Each record needs to be echoed exactly; can you do that?
Start of Given records
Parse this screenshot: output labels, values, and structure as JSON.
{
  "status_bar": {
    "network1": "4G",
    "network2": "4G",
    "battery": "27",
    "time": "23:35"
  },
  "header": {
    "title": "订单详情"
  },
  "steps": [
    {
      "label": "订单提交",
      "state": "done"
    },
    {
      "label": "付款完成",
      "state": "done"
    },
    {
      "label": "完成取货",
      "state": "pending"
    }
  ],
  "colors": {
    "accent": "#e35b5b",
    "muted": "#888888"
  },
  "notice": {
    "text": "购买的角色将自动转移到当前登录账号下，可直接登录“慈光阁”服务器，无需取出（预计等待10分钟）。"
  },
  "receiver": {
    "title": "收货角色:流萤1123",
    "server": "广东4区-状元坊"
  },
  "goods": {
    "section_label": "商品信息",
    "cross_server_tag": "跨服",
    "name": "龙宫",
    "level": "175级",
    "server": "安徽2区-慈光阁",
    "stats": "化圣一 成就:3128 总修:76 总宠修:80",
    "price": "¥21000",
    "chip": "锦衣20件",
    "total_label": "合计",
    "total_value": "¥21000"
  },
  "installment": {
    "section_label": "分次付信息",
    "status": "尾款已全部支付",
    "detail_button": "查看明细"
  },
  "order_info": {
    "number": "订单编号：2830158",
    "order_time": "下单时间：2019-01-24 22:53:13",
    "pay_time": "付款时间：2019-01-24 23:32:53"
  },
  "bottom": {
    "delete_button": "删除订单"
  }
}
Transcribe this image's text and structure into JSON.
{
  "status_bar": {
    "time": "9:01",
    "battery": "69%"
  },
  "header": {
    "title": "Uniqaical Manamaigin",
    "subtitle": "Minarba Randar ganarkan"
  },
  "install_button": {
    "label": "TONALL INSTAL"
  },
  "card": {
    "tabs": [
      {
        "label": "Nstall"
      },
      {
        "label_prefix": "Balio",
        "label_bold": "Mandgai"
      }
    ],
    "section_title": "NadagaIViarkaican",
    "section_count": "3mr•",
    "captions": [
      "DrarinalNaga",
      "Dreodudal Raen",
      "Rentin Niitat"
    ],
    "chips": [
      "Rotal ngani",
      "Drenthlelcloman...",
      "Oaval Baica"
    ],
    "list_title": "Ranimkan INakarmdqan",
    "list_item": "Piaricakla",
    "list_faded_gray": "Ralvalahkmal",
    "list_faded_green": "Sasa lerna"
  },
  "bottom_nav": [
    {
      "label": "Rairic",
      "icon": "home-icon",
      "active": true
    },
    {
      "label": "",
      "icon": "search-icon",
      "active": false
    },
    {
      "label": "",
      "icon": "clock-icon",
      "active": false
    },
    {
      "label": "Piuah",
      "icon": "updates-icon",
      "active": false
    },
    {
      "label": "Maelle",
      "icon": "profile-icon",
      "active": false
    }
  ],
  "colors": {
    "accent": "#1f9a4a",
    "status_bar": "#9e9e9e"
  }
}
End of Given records
Answer »
Parse this screenshot: output labels, values, and structure as JSON.
{
  "status_bar": {
    "network1": "4G",
    "network2": "4G",
    "battery": "27",
    "time": "23:35"
  },
  "header": {
    "title": "订单详情"
  },
  "steps": [
    {
      "label": "订单提交",
      "state": "done"
    },
    {
      "label": "付款完成",
      "state": "done"
    },
    {
      "label": "完成取货",
      "state": "pending"
    }
  ],
  "colors": {
    "accent": "#e35b5b",
    "muted": "#888888"
  },
  "notice": {
    "text": "购买的角色将自动转移到当前登录账号下，可直接登录“慈光阁”服务器，无需取出（预计等待10分钟）。"
  },
  "receiver": {
    "title": "收货角色:流萤1123",
    "server": "广东4区-状元坊"
  },
  "goods": {
    "section_label": "商品信息",
    "cross_server_tag": "跨服",
    "name": "龙宫",
    "level": "175级",
    "server": "安徽2区-慈光阁",
    "stats": "化圣一 成就:3128 总修:76 总宠修:80",
    "price": "¥21000",
    "chip": "锦衣20件",
    "total_label": "合计",
    "total_value": "¥21000"
  },
  "installment": {
    "section_label": "分次付信息",
    "status": "尾款已全部支付",
    "detail_button": "查看明细"
  },
  "order_info": {
    "number": "订单编号：2830158",
    "order_time": "下单时间：2019-01-24 22:53:13",
    "pay_time": "付款时间：2019-01-24 23:32:53"
  },
  "bottom": {
    "delete_button": "删除订单"
  }
}
Transcribe this image's text and structure into JSON.
{
  "status_bar": {
    "time": "9:01",
    "battery": "69%"
  },
  "header": {
    "title": "Uniqaical Manamaigin",
    "subtitle": "Minarba Randar ganarkan"
  },
  "install_button": {
    "label": "TONALL INSTAL"
  },
  "card": {
    "tabs": [
      {
        "label": "Nstall"
      },
      {
        "label_prefix": "Balio",
        "label_bold": "Mandgai"
      }
    ],
    "section_title": "NadagaIViarkaican",
    "section_count": "3mr•",
    "captions": [
      "DrarinalNaga",
      "Dreodudal Raen",
      "Rentin Niitat"
    ],
    "chips": [
      "Rotal ngani",
      "Drenthlelcloman...",
      "Oaval Baica"
    ],
    "list_title": "Ranimkan INakarmdqan",
    "list_item": "Piaricakla",
    "list_faded_gray": "Ralvalahkmal",
    "list_faded_green": "Sasa lerna"
  },
  "bottom_nav": [
    {
      "label": "Rairic",
      "icon": "home-icon",
      "active": true
    },
    {
      "label": "",
      "icon": "search-icon",
      "active": false
    },
    {
      "label": "",
      "icon": "clock-icon",
      "active": false
    },
    {
      "label": "Piuah",
      "icon": "updates-icon",
      "active": false
    },
    {
      "label": "Maelle",
      "icon": "profile-icon",
      "active": false
    }
  ],
  "colors": {
    "accent": "#1f9a4a",
    "status_bar": "#9e9e9e"
  }
}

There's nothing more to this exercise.